Accelerating FITARA Compliance: Five Steps That Leaders Can Take Today

Accelerating FITARA Compliance: Five Steps That Leaders Can Take Today

Implementing change is not always easy, but it is always necessary. Federal agencies have been working to transform how they acquire and manage Federal information technology (IT). The Federal Information Technology Acquisition Reform Act (FITARA) in December 2014 has increased visibility into this transformation.Although FITARA enhances the authority and accountability of Chief Information Officers (CIOs) in reviewing and approving major IT investment projects, CIOs continue to look for new ways to implement best practices at their agencies.

Combating the Rise of Transnational Criminal Organizations

Combating the Rise of Transnational Criminal Organizations

Crime, corruption, and violence – particularly involving drug, human, and weapons trafficking – continue to increase at an alarming rate in the U.S. Transnational Criminal Organizations (TCOs) are a critical part of this trend and pose a serious and growing threat to homeland security – at our borders and beyond.U.S. Customs and Border Protection (CBP) is at the tip of the spear to combat TCOs. With the context that the first goal in their Vision and Strategy 2020 Strategic Plan is Counter Terrorism and Transnational Crime, CBP is focusing on disrupting TCOs responsible for the cross-border trafficking of illegal drugs, humans, and guns.

Design Thinking: Putting the Citizen at the Heart of Lasting Change

Design Thinking: Putting the Citizen at the Heart of Lasting Change

For the past few decades, there has been a growing increase in the digital channels available to network with the Federal government. These channels have made it easier for the public to interact and elicit responses from elected officials.These growing interactions have increased expectations for Government to be more transparent and collaborative. From the Department of Homeland Security (DHS) to the Department of State (DOS), Design Thinking transformations have begun to develop and modernize programs to be more human-centered. Agencies and programs beholden to serve the public good should logically adopt a problem-solving mindset that places the individual at the heart of any lasting changes.

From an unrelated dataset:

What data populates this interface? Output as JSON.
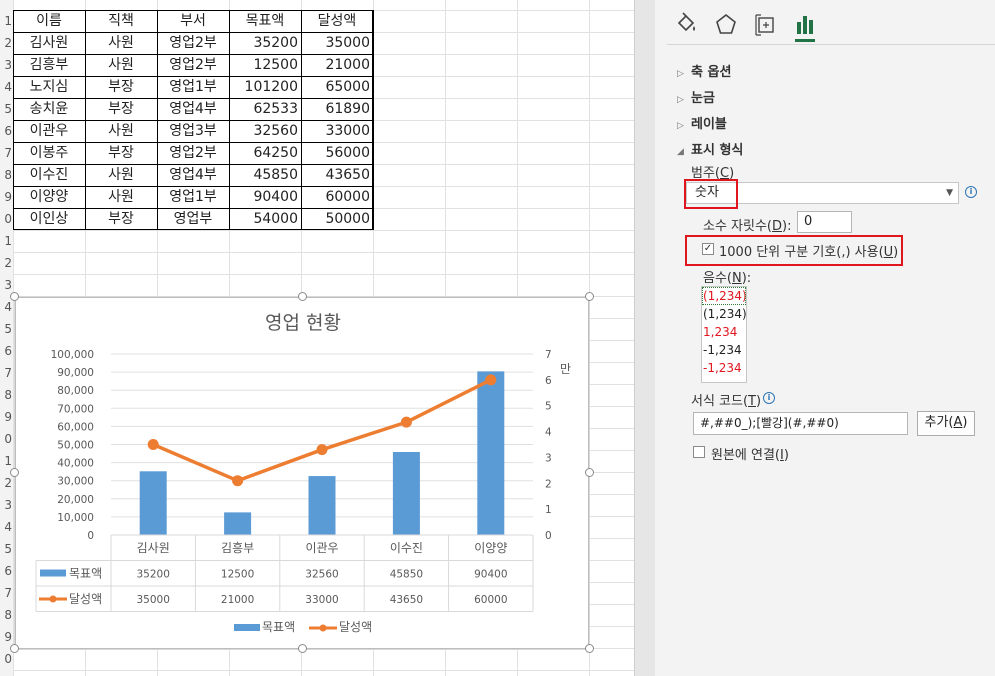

Using Behavioral Science to Improve Mission Outcomes

Using Behavioral Science to Improve Mission Outcomes

Although behavioral science has been studied and applied within academia for decades, recently the concept has emerged everywhere – from Silicon Valley tech giants such as Google and Uber, to various Government agencies including the Department of Education, the Department of Defense, and the Department of Agriculture.But defining and applying such a broad and sometimes-nebulous discipline can prove difficult. What exactly is behavioral science? How can the Government use the concepts and lessons learned effectively?

Crowdsourcing to Improve Security

Crowdsourcing to Improve Security

Many of us are familiar with the idea of crowdsourcing. Corporations and the Government both use crowdsourcing to generate data, raise awareness campaigns, and produce ideas. So, what if we used crowdsourcing to enhance our security and bridge communication gaps between the Government and American citizens at the same time?

Homeland Security Managers = Innovative Leaders

Homeland Security Managers = Innovative Leaders

The search for and implementation of innovative methods to protect the homeland should play an important role in homeland security managers’ approach to how they guide their organizations. Citizens expect government leaders to propose and implement organizational, acquisition, and personnel management practices that enhance our nation’s ability to prepare for and mitigate potential threats. They expect these to make them safer and the nation more secure.